Example: Lowdo is a search engine that uses a product differentiation strategy to appeal to certain customers through its products and services. For Lowdo searches to be successful, it uses tailored, personalized search filtering based on its customers' needs. This allows the company to keep its customers loyal and prevent them from using other search engines.

Related: Competitive Advantage: Definition and Examples

3. Cost focus strategy

The cost focus strategy is similar to the cost leadership strategy, but the cost focus strategy involves catering to a specific market. This strategy still involves trying to offer the lowest price, but it attempts to target a unique market segment with specific preferences and needs. When a company implements a cost focus strategy, it can establish brand awareness more easily within a specific geographic market.

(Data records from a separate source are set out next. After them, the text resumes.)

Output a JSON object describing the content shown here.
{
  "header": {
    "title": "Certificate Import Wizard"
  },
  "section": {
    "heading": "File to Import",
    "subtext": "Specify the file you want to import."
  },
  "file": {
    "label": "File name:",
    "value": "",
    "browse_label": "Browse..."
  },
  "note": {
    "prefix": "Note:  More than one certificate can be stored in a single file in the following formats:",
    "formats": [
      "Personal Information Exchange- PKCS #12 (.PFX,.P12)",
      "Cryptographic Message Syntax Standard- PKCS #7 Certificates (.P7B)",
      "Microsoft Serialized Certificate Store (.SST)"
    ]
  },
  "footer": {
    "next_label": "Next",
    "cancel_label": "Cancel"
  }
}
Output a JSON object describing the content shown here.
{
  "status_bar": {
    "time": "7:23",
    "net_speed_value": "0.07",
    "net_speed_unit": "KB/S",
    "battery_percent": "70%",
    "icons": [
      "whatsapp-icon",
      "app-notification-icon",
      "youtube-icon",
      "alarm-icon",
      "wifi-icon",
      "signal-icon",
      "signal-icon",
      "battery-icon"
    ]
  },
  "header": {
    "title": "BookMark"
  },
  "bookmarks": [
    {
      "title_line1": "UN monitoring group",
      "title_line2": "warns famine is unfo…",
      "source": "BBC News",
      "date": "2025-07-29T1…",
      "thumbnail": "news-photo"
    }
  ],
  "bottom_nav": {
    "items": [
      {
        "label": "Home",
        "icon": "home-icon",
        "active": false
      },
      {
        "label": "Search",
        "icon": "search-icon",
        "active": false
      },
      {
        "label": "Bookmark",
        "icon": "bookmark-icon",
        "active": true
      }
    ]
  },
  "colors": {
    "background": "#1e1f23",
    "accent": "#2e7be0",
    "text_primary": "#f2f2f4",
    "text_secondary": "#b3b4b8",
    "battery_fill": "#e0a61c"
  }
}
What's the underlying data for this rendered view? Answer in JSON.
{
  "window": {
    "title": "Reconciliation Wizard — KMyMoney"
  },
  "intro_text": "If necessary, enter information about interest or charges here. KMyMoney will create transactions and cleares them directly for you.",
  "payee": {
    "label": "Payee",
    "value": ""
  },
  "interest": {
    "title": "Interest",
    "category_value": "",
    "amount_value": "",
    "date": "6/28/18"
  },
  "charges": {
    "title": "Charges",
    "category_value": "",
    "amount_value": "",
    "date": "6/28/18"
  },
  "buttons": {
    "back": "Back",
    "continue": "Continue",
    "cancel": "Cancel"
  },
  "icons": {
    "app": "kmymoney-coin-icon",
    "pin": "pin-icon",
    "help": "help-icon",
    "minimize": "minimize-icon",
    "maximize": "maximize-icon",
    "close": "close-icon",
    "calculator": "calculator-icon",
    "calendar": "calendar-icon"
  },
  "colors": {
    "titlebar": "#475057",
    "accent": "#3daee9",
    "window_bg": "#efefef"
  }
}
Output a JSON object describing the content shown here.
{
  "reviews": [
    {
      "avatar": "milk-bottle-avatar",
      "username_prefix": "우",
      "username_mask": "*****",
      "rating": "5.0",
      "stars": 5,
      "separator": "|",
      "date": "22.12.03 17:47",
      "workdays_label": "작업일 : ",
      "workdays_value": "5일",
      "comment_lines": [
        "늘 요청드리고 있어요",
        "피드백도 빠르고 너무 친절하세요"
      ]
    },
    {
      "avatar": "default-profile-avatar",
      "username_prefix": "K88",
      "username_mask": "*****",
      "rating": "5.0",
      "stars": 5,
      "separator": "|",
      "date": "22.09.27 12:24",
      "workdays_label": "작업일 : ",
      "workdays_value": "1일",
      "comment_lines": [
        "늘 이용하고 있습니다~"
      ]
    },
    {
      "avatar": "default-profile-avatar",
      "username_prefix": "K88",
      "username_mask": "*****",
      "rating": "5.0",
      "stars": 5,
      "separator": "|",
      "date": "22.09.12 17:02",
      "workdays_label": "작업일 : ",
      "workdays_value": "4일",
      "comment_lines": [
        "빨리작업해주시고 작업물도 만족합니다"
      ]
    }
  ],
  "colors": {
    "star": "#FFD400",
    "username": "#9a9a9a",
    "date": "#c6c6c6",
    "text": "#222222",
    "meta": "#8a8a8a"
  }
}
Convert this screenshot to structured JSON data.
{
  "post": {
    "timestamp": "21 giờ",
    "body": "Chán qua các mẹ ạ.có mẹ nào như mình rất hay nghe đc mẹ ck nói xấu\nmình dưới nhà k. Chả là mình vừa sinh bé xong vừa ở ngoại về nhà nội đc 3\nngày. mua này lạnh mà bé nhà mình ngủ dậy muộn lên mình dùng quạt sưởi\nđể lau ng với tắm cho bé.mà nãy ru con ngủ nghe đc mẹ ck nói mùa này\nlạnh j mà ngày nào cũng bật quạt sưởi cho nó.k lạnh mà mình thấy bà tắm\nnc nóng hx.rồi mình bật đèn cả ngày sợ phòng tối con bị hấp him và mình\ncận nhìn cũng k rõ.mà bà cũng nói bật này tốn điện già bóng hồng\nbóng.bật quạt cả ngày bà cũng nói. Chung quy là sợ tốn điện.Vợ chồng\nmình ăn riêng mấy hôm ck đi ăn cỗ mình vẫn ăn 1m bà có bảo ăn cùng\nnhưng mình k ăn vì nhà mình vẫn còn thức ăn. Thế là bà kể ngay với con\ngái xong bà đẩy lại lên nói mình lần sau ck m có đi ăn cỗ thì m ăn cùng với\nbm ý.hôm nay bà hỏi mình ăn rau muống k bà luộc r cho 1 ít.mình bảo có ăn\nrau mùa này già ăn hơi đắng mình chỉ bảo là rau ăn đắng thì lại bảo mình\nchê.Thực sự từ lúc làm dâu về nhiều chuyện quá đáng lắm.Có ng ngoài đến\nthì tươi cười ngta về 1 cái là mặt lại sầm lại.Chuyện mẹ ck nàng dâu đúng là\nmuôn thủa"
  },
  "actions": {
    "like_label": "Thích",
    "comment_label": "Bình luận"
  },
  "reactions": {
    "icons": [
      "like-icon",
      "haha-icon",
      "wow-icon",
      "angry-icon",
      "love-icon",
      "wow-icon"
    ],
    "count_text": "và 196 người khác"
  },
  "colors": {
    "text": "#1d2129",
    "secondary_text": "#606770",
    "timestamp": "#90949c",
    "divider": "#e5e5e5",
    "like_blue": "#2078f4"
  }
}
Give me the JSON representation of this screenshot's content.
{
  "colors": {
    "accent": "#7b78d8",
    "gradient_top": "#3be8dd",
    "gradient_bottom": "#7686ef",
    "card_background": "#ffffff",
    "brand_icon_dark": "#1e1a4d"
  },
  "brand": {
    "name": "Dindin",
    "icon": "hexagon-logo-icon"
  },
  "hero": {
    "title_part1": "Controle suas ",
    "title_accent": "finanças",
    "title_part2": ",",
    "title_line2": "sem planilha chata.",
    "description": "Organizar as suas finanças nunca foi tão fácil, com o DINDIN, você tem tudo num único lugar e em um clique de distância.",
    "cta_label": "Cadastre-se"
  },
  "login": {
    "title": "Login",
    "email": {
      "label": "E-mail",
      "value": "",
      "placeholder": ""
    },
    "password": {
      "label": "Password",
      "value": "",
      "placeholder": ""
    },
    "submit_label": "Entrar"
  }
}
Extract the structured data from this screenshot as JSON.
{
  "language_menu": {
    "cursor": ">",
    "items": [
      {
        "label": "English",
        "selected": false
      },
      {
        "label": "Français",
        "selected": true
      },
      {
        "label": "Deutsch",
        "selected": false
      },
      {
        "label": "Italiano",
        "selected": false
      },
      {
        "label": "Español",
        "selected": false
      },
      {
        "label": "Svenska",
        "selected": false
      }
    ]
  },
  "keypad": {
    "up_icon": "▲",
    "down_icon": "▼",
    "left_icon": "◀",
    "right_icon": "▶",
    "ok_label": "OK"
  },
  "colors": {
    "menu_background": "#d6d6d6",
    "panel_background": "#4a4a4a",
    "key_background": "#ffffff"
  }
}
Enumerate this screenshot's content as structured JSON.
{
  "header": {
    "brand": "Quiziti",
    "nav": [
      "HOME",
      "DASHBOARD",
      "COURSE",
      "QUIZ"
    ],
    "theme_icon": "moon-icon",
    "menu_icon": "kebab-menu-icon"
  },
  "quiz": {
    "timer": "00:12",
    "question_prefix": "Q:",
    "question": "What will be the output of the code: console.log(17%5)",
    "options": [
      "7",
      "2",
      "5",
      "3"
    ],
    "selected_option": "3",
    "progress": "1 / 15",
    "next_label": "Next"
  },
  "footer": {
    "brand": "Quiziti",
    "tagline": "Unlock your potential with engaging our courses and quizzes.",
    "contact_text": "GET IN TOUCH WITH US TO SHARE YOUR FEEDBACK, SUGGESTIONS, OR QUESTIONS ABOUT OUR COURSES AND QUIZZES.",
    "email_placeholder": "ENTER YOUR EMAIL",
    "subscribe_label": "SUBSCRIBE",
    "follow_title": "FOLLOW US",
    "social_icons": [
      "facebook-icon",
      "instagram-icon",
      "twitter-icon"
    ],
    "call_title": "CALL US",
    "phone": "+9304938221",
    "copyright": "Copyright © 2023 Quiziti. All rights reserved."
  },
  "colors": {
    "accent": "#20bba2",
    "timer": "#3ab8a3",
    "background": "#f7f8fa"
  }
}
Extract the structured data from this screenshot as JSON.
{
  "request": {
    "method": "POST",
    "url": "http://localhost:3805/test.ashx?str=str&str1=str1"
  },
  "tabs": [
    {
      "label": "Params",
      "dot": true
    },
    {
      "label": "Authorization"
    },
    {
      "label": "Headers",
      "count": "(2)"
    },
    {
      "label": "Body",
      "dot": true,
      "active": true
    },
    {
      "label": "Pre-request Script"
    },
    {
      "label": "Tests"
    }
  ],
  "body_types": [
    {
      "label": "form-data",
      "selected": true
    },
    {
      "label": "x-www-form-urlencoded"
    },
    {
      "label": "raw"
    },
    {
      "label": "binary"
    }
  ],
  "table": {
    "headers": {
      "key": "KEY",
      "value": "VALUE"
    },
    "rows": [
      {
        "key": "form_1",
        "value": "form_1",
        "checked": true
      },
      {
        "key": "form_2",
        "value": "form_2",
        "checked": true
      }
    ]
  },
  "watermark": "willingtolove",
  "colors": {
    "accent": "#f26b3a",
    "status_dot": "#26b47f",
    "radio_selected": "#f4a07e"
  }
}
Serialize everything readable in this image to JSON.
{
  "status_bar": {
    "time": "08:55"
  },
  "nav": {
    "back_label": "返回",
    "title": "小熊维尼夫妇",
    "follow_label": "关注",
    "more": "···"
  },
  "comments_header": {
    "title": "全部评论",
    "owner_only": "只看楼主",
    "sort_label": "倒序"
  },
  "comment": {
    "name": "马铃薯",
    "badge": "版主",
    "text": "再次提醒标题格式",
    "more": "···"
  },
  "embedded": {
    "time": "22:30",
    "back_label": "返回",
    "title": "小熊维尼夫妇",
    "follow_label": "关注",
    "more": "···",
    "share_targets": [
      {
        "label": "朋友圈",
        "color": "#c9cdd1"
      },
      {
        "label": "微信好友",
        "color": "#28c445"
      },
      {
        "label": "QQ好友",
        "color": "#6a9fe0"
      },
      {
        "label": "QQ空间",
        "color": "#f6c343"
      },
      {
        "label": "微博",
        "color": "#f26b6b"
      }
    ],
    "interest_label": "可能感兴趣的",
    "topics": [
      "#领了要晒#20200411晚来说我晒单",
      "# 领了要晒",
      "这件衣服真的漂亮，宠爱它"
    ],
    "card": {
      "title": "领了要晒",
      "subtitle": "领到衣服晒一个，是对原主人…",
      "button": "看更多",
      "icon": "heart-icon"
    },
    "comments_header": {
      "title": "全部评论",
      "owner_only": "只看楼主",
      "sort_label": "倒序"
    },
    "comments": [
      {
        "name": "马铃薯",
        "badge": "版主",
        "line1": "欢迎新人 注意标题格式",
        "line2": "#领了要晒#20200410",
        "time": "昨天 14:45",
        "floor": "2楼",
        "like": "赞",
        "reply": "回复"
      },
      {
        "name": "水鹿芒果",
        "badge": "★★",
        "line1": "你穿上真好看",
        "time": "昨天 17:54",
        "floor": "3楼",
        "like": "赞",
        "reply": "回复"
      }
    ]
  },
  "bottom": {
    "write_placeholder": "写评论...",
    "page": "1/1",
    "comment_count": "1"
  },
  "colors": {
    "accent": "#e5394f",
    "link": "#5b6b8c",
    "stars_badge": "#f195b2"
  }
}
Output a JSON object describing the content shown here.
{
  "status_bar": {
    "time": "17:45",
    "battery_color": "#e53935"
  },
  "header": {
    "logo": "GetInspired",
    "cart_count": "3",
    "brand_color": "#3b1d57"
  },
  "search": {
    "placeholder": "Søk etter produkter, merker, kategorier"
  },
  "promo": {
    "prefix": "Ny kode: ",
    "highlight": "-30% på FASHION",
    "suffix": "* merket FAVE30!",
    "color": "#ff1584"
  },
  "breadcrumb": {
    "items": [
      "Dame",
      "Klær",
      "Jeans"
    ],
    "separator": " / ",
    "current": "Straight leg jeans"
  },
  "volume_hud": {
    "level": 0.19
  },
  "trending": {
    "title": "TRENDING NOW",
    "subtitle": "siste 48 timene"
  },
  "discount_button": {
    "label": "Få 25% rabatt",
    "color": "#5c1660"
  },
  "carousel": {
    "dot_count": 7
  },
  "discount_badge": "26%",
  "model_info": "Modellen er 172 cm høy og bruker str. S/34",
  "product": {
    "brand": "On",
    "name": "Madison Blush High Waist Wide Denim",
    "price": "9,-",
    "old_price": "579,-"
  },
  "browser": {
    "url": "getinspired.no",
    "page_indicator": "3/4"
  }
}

Example: Wrando is a clothing store that uses a cost focus strategy to generate sales by advertising to working parents with young children. It sells affordable clothing for parents and young children. The company experiences success because it lowers its costs by purchasing clothing items from manufacturers in large quantities and outsourcing its distribution process so that it can keep all its employees dedicated to serving customers at its stores. Parents can shop for themselves and their children in one location, and they can access affordable clothing that other department stores in the area may sell for higher prices.

Related: Target Market: Examples and How To Define It

4. Differentiation focus strategy

The differentiation focus strategy is similar to the differentiation leadership strategy in that both attempt to highlight unique product attributes and features. The difference between them is that while the differentiation leadership strategy may involve appealing to a broader market, the differentiation focus strategy involves appealing to a specific market segment. This strategy typically doesn't prioritize the price of a company's offerings, as it attempts to highlight how a company's offerings are unique compared to those of its competitors.

Example: Windy Skies Resorts is an island resort that has hotels, swimming pools and adventure activities like zip lines. It decides to implement the differentiation focus strategy by advertising how it serves adult couples without children. This advertising strategy helps it distinguish itself from other resorts in the area that cater to large families. At Windy Skies Resorts, adult couples can enjoy their stays and make friends with other couples. They can enjoy their vacations without having to worry about a loud, noisy environment disrupting their relaxation.

Related: What Is Grassroots Marketing? Definition, Benefits, Examples and Tips


Factors to consider when choosing a competitive strategy

Deciding on which competitive strategy for a company to implement may require experimentation and careful thought. Here are some factors to consider when choosing a competitive strategy:

  • The business' size: A smaller business may prefer one of the differentiation strategies to appeal to more localized niches.

  • The resources a company has available: You can consider recommending one of the cost strategies to a business that has ample resources to produce large quantities of products.

  • The existing reputation of a company: A company with a long-established reputation may consider implementing one of the differentiation strategies as it attempts to expand into different markets.


Explore more articles